■ **DIRECTIONS**
Show every line of the data that includes the word "地下水位".

****************************************

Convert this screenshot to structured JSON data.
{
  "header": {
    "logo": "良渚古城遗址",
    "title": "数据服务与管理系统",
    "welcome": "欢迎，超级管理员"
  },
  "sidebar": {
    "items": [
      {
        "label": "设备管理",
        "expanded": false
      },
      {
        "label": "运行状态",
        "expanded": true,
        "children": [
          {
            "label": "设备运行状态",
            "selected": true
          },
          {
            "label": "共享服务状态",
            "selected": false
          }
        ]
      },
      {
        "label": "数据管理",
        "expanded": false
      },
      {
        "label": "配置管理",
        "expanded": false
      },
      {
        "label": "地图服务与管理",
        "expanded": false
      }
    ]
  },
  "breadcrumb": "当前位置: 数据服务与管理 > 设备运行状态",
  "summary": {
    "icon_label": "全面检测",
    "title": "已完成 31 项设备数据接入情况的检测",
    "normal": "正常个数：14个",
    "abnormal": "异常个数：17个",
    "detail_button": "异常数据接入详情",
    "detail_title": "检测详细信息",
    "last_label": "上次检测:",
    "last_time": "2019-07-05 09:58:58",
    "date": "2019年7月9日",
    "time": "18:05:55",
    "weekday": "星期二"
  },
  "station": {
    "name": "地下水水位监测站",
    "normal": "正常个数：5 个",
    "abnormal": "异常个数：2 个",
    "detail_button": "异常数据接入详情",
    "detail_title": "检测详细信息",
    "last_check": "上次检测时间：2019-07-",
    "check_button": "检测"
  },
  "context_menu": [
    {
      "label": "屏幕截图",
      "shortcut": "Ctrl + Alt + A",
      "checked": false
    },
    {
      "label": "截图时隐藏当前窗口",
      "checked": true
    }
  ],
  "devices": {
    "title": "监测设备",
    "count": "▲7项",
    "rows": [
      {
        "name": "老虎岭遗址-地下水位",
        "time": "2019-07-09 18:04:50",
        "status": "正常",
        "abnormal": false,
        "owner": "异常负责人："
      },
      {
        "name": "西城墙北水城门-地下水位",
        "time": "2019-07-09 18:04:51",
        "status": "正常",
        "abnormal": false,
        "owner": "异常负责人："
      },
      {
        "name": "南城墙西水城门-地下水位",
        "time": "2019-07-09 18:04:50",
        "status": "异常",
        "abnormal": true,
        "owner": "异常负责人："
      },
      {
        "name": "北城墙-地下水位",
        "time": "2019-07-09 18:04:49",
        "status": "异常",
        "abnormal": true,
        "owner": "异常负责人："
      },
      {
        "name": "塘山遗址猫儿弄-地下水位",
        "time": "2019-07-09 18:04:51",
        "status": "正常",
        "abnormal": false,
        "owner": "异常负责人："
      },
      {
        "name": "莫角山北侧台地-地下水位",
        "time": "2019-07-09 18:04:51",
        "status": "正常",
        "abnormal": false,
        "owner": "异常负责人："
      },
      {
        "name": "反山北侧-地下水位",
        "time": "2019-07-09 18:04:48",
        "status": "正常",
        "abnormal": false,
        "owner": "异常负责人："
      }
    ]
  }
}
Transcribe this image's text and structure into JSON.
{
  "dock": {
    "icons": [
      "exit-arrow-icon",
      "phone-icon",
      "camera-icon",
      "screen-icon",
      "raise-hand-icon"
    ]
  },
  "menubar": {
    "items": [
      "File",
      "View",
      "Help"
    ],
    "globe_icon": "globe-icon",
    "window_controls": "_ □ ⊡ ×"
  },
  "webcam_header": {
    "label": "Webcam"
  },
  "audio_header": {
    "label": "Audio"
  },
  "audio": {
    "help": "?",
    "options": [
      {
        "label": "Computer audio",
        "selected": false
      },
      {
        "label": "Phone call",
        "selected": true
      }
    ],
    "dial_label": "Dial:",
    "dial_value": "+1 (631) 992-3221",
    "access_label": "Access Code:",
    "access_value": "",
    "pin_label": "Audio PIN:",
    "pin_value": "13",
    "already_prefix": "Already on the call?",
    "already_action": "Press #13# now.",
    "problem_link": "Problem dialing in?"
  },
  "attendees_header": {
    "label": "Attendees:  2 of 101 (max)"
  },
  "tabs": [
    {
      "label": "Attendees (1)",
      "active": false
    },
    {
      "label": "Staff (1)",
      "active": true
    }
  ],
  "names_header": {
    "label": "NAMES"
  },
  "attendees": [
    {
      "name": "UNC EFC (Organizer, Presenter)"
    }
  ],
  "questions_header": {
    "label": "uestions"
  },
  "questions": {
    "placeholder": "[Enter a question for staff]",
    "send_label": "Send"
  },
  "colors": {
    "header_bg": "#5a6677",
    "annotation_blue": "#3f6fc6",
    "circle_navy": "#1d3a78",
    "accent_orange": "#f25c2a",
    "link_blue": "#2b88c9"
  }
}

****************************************

■ **RESPONSE TO THIS TASK**
        "name": "老虎岭遗址-地下水位",
        "name": "西城墙北水城门-地下水位",
        "name": "南城墙西水城门-地下水位",
        "name": "北城墙-地下水位",
        "name": "塘山遗址猫儿弄-地下水位",
        "name": "莫角山北侧台地-地下水位",
        "name": "反山北侧-地下水位",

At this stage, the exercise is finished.